By Jonah Ritter

Vassar Temple Sisterhood has many wonderful traditions, and this is certainly one of them. Some years ago Sisterhood took over a temple practice – to organize and conduct a Friday night service called a “Generational Shabbat.” During this lay-led service, which Sisterhood members conduct, the Temple honors people who have been members of Vassar Temple for 40 or more years.

Part of the tradition includes having the Men’s Club host the Oneg. Special thanks to our organizers including but not limited to Sisterhood President Judy Rosenfeld, Past President Melissa Erlebacher, Bonnie Scheer, and the many others involved.

Each year the bulk of the names & faces are the same. We are proud to have some join the ranks, and deeply saddened when we lose anyone. And of course, not everyone can make it to the service.

Here is a picture of the “class” of 2017 (5777). To Vassar Temple, these people need no introduction. I love the way Lila Matlin and Sue Barbash are holding hands in the front row! Classy and strong Muriel Lampel is just behind them. Look at Gloria up top, with her big smile; her vigor and thirst for adventure is really special. See Linda Cantor on the left in front of Richard. I am in awe of Linda’s sensitivities. And of course, there is Elaine L in the front row who faces the camera and life head on with great spirit. Each and everyone is special in their own way!

The lifelong bonds that can be made at a temple make one’s life richer – increasing the joy during happy moments, simchas, and comforting one during life’s inevitable trials and tribulations.

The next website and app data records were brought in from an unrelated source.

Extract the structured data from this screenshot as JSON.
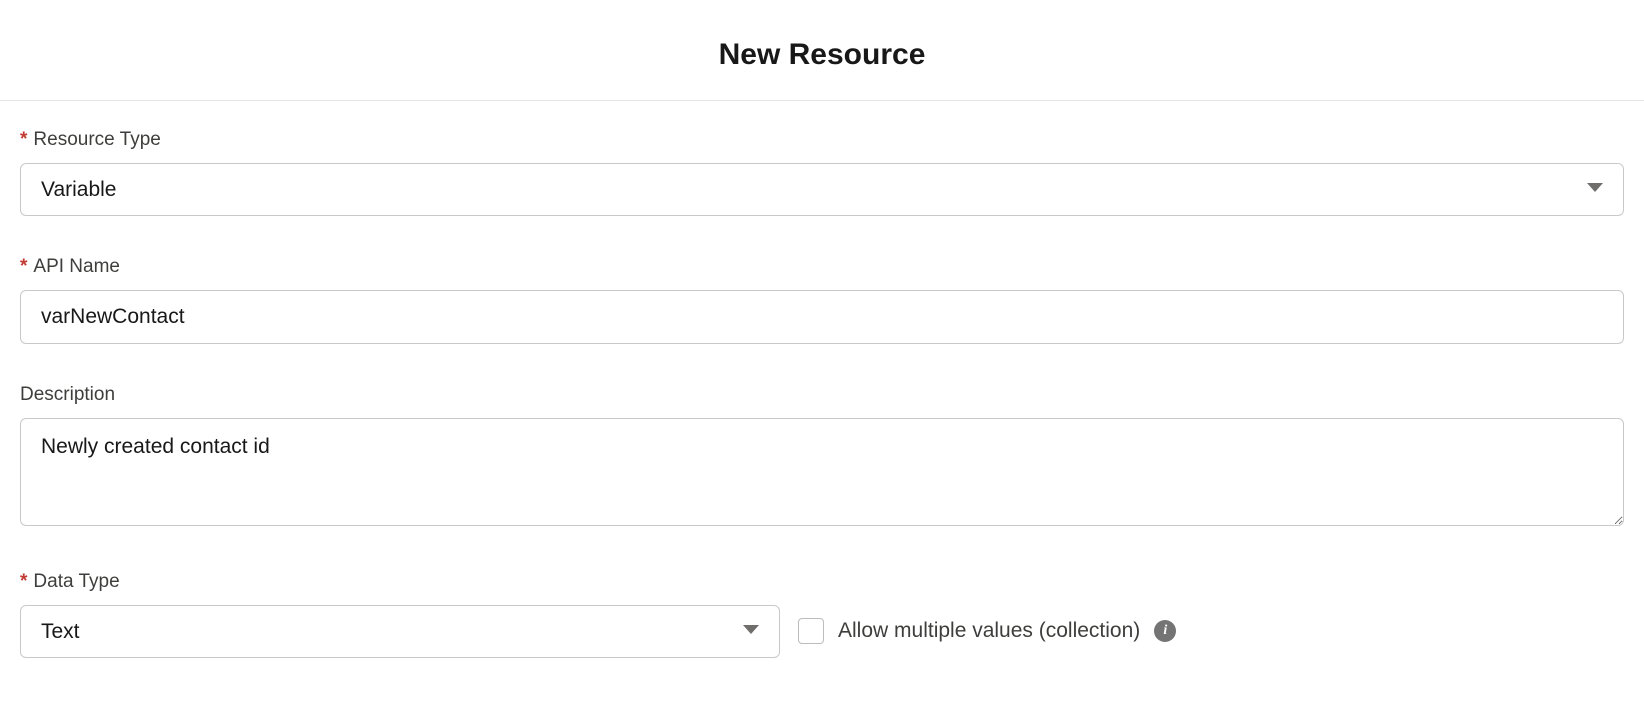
{
  "dialog": {
    "title": "New Resource"
  },
  "fields": {
    "resourceType": {
      "label": "Resource Type",
      "value": "Variable",
      "required": true
    },
    "apiName": {
      "label": "API Name",
      "value": "varNewContact",
      "required": true
    },
    "description": {
      "label": "Description",
      "value": "Newly created contact id",
      "required": false
    },
    "dataType": {
      "label": "Data Type",
      "value": "Text",
      "required": true
    },
    "allowMultiple": {
      "label": "Allow multiple values (collection)",
      "checked": false
    }
  },
  "symbols": {
    "required": "*",
    "info": "i"
  }
}
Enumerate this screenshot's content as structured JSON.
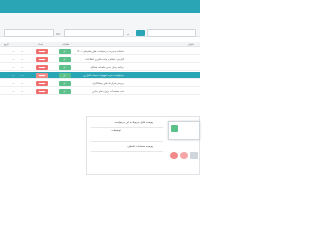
{
  "colors": {
    "primary": "#29a5b6",
    "danger": "#f0716f",
    "success": "#5cc08b",
    "header_bg": "#f1f3f5"
  },
  "toolbar": {
    "search_icon": "search-icon",
    "calendar_icon": "calendar-icon",
    "filter_icon": "filter-icon",
    "chevron_icon": "chevron-down-icon",
    "search_field_1_value": "",
    "search_field_2_value": ""
  },
  "table": {
    "headers": {
      "title": "عنوان",
      "count": "تعداد",
      "date": "تاریخ",
      "action": "عملیات"
    },
    "rows": [
      {
        "title": "سامانه مدیریت درخواست های پشتیبانی ۱۴۰۱",
        "num1": "—",
        "num2": "—",
        "selected": false
      },
      {
        "title": "گزارش عملکرد واحد فناوری اطلاعات",
        "num1": "—",
        "num2": "—",
        "selected": false
      },
      {
        "title": "برنامه زمان بندی جلسات هفتگی",
        "num1": "—",
        "num2": "—",
        "selected": false
      },
      {
        "title": "درخواست خرید تجهیزات سخت افزاری",
        "num1": "—",
        "num2": "—",
        "selected": true
      },
      {
        "title": "بررسی قرارداد های پیمانکاران",
        "num1": "—",
        "num2": "—",
        "selected": false
      },
      {
        "title": "ثبت مستندات پروژه های جاری",
        "num1": "—",
        "num2": "—",
        "selected": false
      }
    ]
  },
  "panel": {
    "label_1": "پیوست فایل مربوط به این درخواست",
    "label_2": "توضیحات",
    "label_3": "پیوست مستندات تکمیلی"
  },
  "footer": {
    "icon_left": "user-icon",
    "icon_right": "attach-icon"
  }
}
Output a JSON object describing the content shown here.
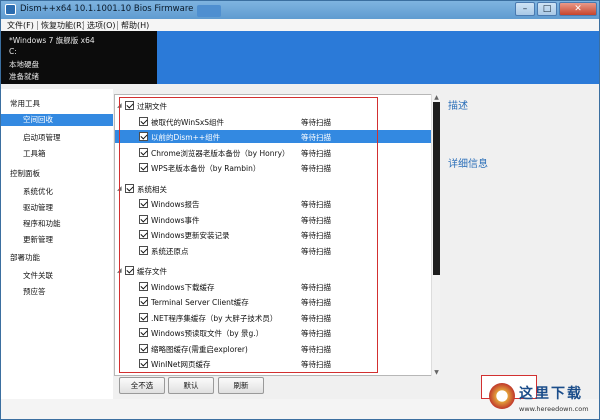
{
  "window": {
    "title": "Dism++x64 10.1.1001.10 Bios Firmware",
    "buttons": {
      "minimize": "–",
      "maximize": "□",
      "close": "✕"
    }
  },
  "menu": [
    "文件(F)",
    "恢复功能(R)",
    "选项(O)",
    "帮助(H)"
  ],
  "info": {
    "os": "*Windows 7 旗舰版 x64",
    "drive": "C:",
    "disk": "本地硬盘",
    "status": "准备就绪"
  },
  "sidebar": {
    "categories": [
      {
        "label": "常用工具",
        "items": [
          "空间回收",
          "启动项管理",
          "工具箱"
        ]
      },
      {
        "label": "控制面板",
        "items": [
          "系统优化",
          "驱动管理",
          "程序和功能",
          "更新管理"
        ]
      },
      {
        "label": "部署功能",
        "items": [
          "文件关联",
          "预应答"
        ]
      }
    ],
    "selected": "空间回收"
  },
  "tree": [
    {
      "type": "group",
      "label": "过期文件"
    },
    {
      "type": "item",
      "label": "被取代的WinSxS组件",
      "status": "等待扫描"
    },
    {
      "type": "item",
      "label": "以前的Dism++组件",
      "status": "等待扫描",
      "selected": true
    },
    {
      "type": "item",
      "label": "Chrome浏览器老版本备份（by Honry）",
      "status": "等待扫描"
    },
    {
      "type": "item",
      "label": "WPS老版本备份（by Rambin）",
      "status": "等待扫描"
    },
    {
      "type": "group",
      "label": "系统相关"
    },
    {
      "type": "item",
      "label": "Windows报告",
      "status": "等待扫描"
    },
    {
      "type": "item",
      "label": "Windows事件",
      "status": "等待扫描"
    },
    {
      "type": "item",
      "label": "Windows更新安装记录",
      "status": "等待扫描"
    },
    {
      "type": "item",
      "label": "系统还原点",
      "status": "等待扫描"
    },
    {
      "type": "group",
      "label": "缓存文件"
    },
    {
      "type": "item",
      "label": "Windows下载缓存",
      "status": "等待扫描"
    },
    {
      "type": "item",
      "label": "Terminal Server Client缓存",
      "status": "等待扫描"
    },
    {
      "type": "item",
      "label": ".NET程序集缓存（by 大胖子技术员）",
      "status": "等待扫描"
    },
    {
      "type": "item",
      "label": "Windows预读取文件（by 景g.）",
      "status": "等待扫描"
    },
    {
      "type": "item",
      "label": "缩略图缓存(需重启explorer)",
      "status": "等待扫描"
    },
    {
      "type": "item",
      "label": "WinINet网页缓存",
      "status": "等待扫描"
    }
  ],
  "right_panel": {
    "description": "描述",
    "details": "详细信息"
  },
  "buttons": {
    "select_none": "全不选",
    "default": "默认",
    "refresh": "刷新"
  },
  "watermark": {
    "text": "这里下载",
    "url": "www.hereedown.com"
  },
  "colors": {
    "accent": "#3389e1",
    "highlight_frame": "#d23030",
    "info_bg": "#0c0c0c"
  }
}
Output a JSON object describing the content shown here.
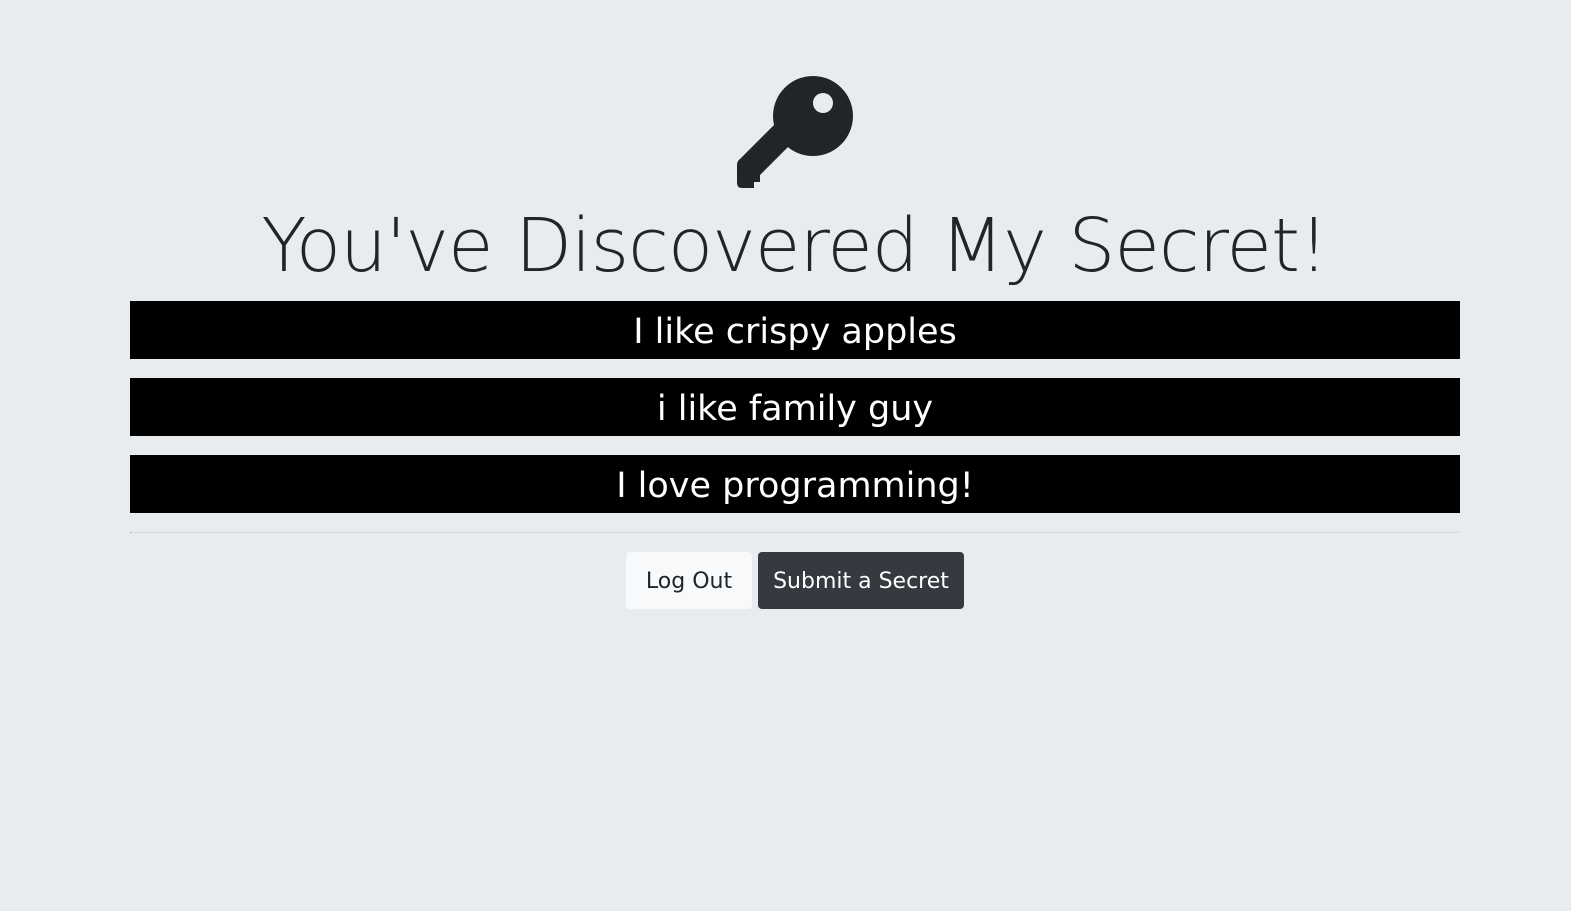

We know there are many people in the community who were members of Vassar Temple years ago, but are now unaffiliated with any temple. Please know that it is nerver to late to come back and be with old friends, as we all make new ones.